A good way to think about this is the tritone minor triad – It’s the minor triad that starts from the tritone of the V7 chord. In other words, B lies a tritone away from F, and we want a minor triad from that note.
Again, as before with unique V7 sounds, sit at the piano and play a V7 chord in the left hand and play the tritone minor triad in the right to train your ear to hear this sound.
This is a great V7 technique that you can add to your arsenal.
And in the remainder of these 4 measures, Tadd wraps up in a similar way that he used previously, by using enclosure. However, this time, he encloses the notes of the relative minor of the major chord.

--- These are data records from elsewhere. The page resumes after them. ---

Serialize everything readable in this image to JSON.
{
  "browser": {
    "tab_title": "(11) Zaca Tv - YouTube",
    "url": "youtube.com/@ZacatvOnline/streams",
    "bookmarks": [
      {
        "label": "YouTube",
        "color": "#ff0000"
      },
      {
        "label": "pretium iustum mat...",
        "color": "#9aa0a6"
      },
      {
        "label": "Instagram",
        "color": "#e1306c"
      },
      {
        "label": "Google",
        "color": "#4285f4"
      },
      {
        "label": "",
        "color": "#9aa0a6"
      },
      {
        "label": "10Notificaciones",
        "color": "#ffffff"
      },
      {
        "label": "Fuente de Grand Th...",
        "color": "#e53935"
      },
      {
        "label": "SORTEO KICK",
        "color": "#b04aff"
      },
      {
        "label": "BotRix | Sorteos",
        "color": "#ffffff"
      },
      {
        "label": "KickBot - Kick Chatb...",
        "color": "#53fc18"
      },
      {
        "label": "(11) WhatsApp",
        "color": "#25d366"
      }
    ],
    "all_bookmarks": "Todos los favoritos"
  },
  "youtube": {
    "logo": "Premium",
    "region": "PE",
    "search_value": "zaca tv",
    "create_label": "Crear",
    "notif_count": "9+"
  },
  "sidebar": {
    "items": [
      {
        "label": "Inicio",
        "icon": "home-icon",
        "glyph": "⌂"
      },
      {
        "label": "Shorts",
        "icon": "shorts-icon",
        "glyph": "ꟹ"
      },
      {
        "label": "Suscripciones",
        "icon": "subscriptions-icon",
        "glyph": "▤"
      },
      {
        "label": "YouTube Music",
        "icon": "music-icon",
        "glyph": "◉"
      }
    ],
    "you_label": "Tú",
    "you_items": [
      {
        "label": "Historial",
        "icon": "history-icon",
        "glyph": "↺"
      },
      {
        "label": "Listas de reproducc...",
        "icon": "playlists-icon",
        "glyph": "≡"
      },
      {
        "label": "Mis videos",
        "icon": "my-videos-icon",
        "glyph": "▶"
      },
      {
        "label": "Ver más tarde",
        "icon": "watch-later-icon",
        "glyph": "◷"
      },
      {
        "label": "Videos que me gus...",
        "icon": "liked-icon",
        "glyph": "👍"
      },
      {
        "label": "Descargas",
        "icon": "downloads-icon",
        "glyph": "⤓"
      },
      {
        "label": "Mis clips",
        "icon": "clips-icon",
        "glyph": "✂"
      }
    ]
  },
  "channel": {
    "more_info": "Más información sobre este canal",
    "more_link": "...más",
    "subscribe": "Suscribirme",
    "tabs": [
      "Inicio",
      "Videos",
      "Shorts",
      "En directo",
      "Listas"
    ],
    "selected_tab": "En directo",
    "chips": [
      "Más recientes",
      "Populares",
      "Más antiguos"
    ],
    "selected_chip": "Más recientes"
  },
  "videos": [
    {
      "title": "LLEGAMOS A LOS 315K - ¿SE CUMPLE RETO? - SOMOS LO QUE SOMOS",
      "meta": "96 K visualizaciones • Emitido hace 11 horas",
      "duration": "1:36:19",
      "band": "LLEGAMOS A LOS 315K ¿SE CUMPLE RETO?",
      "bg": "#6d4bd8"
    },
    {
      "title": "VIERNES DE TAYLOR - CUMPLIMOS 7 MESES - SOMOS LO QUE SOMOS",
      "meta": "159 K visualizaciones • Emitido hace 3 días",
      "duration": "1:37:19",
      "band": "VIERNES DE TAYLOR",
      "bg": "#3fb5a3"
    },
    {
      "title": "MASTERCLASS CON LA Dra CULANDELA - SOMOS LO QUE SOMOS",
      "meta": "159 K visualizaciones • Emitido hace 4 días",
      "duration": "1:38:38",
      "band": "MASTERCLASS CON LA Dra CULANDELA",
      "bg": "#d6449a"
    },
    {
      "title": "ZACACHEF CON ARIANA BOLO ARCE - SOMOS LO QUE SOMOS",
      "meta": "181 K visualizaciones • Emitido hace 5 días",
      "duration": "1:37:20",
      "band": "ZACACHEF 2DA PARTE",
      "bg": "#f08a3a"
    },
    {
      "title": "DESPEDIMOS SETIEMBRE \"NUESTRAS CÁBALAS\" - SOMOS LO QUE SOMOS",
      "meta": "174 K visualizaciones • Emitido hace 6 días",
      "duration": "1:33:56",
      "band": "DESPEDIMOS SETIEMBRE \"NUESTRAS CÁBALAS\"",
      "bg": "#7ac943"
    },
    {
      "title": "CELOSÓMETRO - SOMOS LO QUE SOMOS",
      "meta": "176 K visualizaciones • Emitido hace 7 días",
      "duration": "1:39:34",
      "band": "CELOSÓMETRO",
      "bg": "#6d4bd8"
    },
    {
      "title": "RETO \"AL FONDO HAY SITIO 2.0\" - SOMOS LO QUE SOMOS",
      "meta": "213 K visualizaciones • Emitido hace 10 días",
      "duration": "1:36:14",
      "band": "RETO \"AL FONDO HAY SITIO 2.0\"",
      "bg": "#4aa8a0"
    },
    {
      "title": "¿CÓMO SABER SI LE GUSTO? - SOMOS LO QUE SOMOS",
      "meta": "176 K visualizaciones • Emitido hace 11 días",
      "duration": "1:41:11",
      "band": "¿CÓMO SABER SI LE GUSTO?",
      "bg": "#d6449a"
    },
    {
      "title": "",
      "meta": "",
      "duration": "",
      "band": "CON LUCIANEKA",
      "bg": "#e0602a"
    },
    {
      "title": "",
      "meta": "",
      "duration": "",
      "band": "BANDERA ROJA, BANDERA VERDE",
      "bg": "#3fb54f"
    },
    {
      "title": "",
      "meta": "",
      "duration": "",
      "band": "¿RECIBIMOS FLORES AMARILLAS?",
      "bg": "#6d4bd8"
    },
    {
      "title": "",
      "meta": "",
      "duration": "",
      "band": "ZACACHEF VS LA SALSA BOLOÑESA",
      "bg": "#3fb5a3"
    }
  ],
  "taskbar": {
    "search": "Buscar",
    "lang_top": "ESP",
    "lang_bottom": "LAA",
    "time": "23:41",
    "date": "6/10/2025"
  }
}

Using the relative minor structure over a major chord is yet another powerful tactic that you can utilize in your solos.
The Perfect V7 Shape
Finally, we’ve arrived at the last 4 bars of the Bridge and if you’ve been paying attention, these measures shouldn’t be too difficult.
Here he use the same V7 sound that you just learned if you use a dominant 7th on the bottom – the natural 13th, paired with the b5 & b9, and the b7.
Remember, before we thought of the first three notes as the tritone minor triad, but why not get another perspective that uses all four notes?
Sometimes I like to think of this series of notes as a four note cell or scale – a tritone triad containing both the major and minor 3rd.
It never hurts to have multiple perspectives and if you use your creativity, you can find interesting logic that can give you new ways to hear and improvise.
Okay, in these final two bars of the Bridge it’s pretty obvious what’s going on. Dameron’s using exactly the same phrase, simply transposed down a half step to accommodate the new V7 chord.
As we did with some of the other phrases in Hot House, this one is certainly worthy of taking through all keys down in half steps.
Don’t feel obligated to take every single phrase through all keys, but if there’s one that particularly grabs your ear, make sure to give it a go.
And finally we made it…
The last A section of Hot House is the same as the first, although they usually drop out the last 8th note.
So at this point we’ve gone through the entire melody.
As you can see from today’s lessons, there is probably much more to learn from this melody than you ever expected…
Mastering Tadd Dameron’s Hot House
To conclude today, I want you to re-listen to the melody of Hot House with everything in mind that we went over today.
Here are some of the things we talked about that you should pay attention to:
- How he uses chromaticism and how the rhythm makes it work
- The sound of the b5 and 7th over the V7 chord
- How he interprets the first four bars of the A sections as 2 ii V7s
- How he thinks of V7alt over an entire minor ii V7 in bars 5-8
- The place in the second A that uses the “Tune Up” melody
- The sound of a triad from the 9th on a V7 chord (D maj triad over C7)
- How in the second A he alternates between different V7 sounds
- The variations of the start of The Bridge
- How he uses the tritone minor triad (B- triad on F7)
- The V7 shape at the end of The Bridge using 13-b5-b9-7
Hot House is by no means an easy tune, in fact it took me some effort to get under my belt…
But, it was the thinking that we went through today that got me there. Rather than just repeating it over and over and hoping something will click, it helps to understand the logic behind everything.
It’s this type of thinking that will allow you to form deeper connections with the music and better understand how to hear everything. Remember, when we’re talking about the b5 or the b9, or the tritone triad, or anything else…we’re talking about a SOUND.
You have to spend time with the recordings and play the sounds at the piano, and on your instrument, until your ear can make sense of them and they’re no longer just a theoretical definition.
This takes some work, but with today’s lesson you have more than enough at your disposal to tackle Hot House or any other bebop head.
And, not only will you now have an easier time committing them to memory, you’ll be able to extract dozens of useful improvisational devices from these masters of composition and use them in your own solos. Now that’s power.